» REQUIRED ACTION
Whichever lines of the material contain "Create", copy each of them.

» DATASET EXCERPTS
:::

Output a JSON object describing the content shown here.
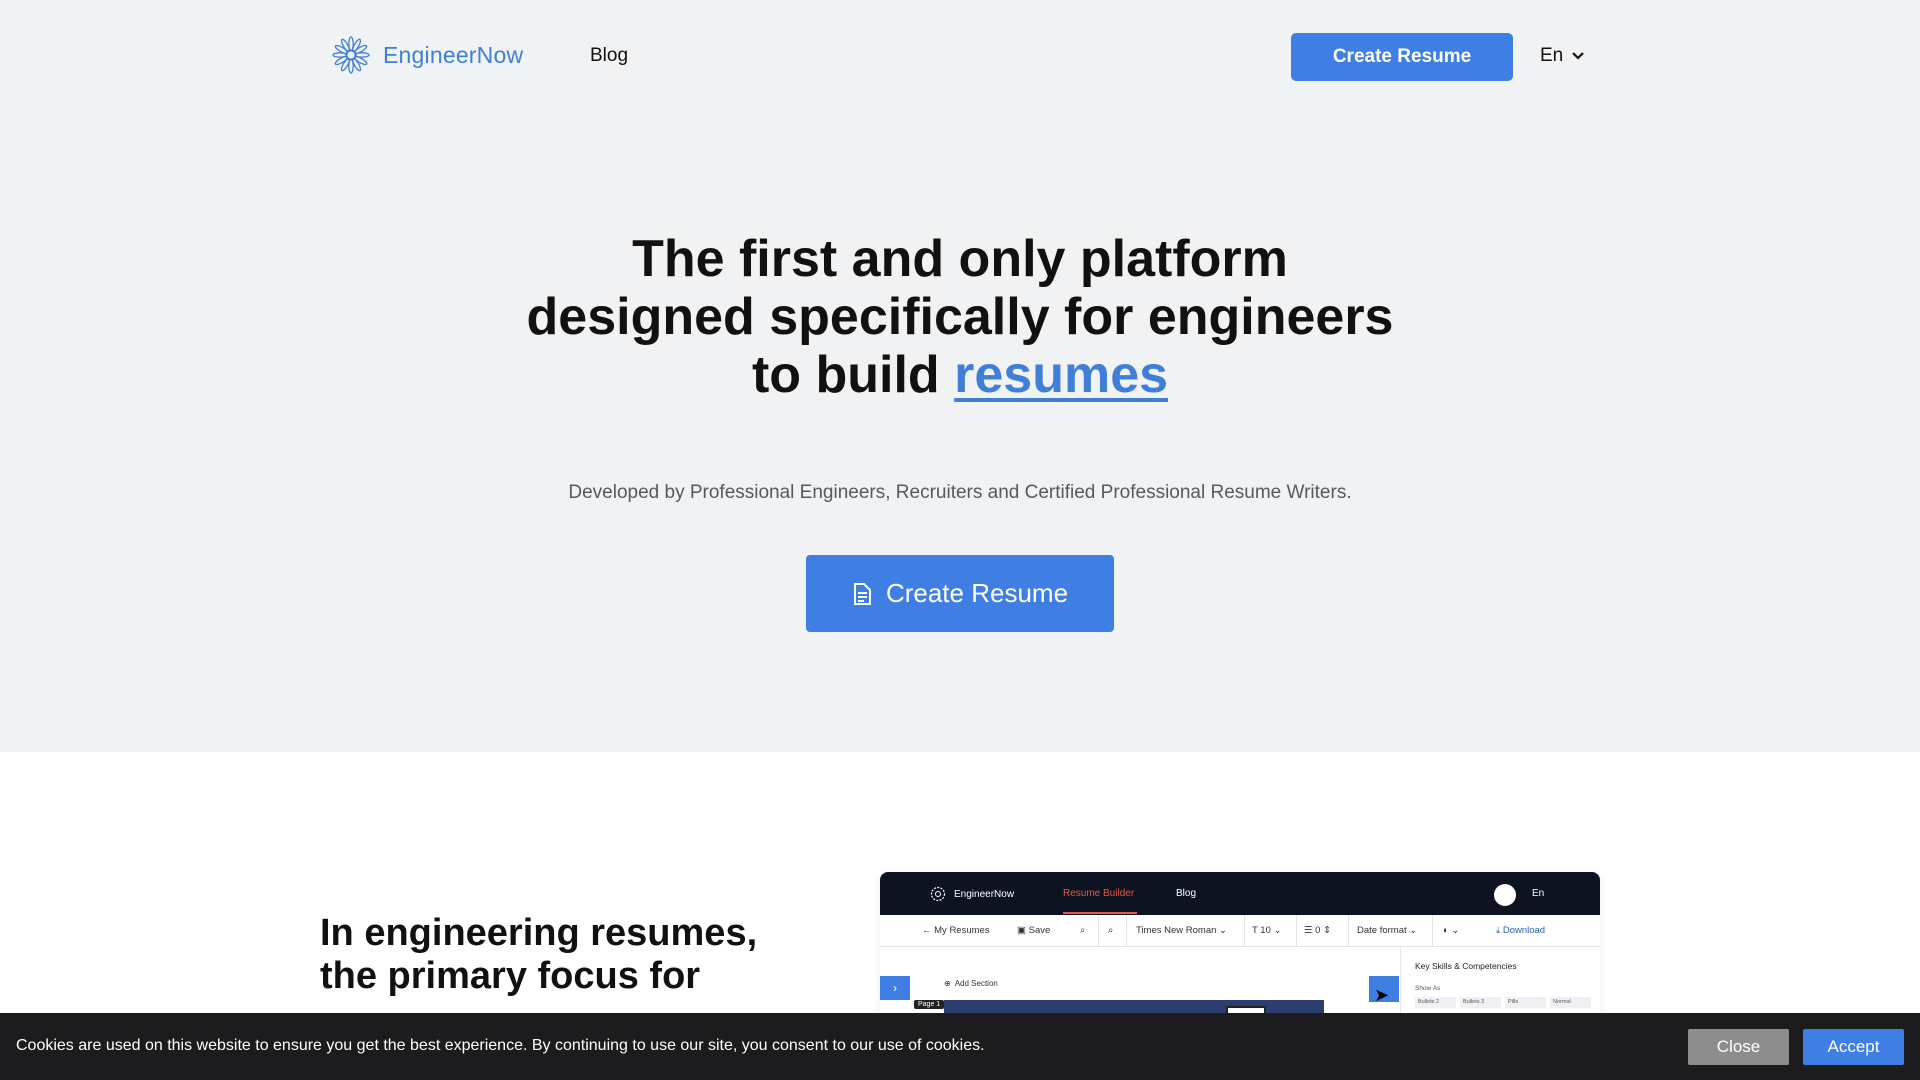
{
  "header": {
    "logo_text": "EngineerNow",
    "nav_blog": "Blog",
    "create_resume_label": "Create Resume",
    "language": "En"
  },
  "hero": {
    "headline_line1": "The first and only platform",
    "headline_line2": "designed specifically for engineers",
    "headline_line3_prefix": "to build ",
    "headline_accent": "resumes",
    "subtitle": "Developed by Professional Engineers, Recruiters and Certified Professional Resume Writers.",
    "cta_label": "Create Resume"
  },
  "section": {
    "title_line1": "In engineering resumes,",
    "title_line2": "the primary focus for"
  },
  "app_preview": {
    "logo_text": "EngineerNow",
    "nav_resume_builder": "Resume Builder",
    "nav_blog": "Blog",
    "language": "En",
    "toolbar": {
      "my_resumes": "My Resumes",
      "save": "Save",
      "font": "Times New Roman",
      "font_size": "10",
      "spacing": "0",
      "date_format": "Date format",
      "download": "Download"
    },
    "add_section": "Add Section",
    "page_label": "Page 1",
    "panel_title": "Key Skills & Competencies",
    "show_as": "Show As",
    "options": [
      "Bullets 2",
      "Bullets 3",
      "Pills",
      "Normal"
    ]
  },
  "cookie": {
    "text": "Cookies are used on this website to ensure you get the best experience. By continuing to use our site, you consent to our use of cookies.",
    "close_label": "Close",
    "accept_label": "Accept"
  },
  "colors": {
    "accent": "#3f7fe4",
    "hero_bg": "#f0f2f4",
    "cookie_bg": "#1c1c1e"
  }
}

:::

» EXERCISE RESULT
    "create_resume_label": "Create Resume",
    "cta_label": "Create Resume"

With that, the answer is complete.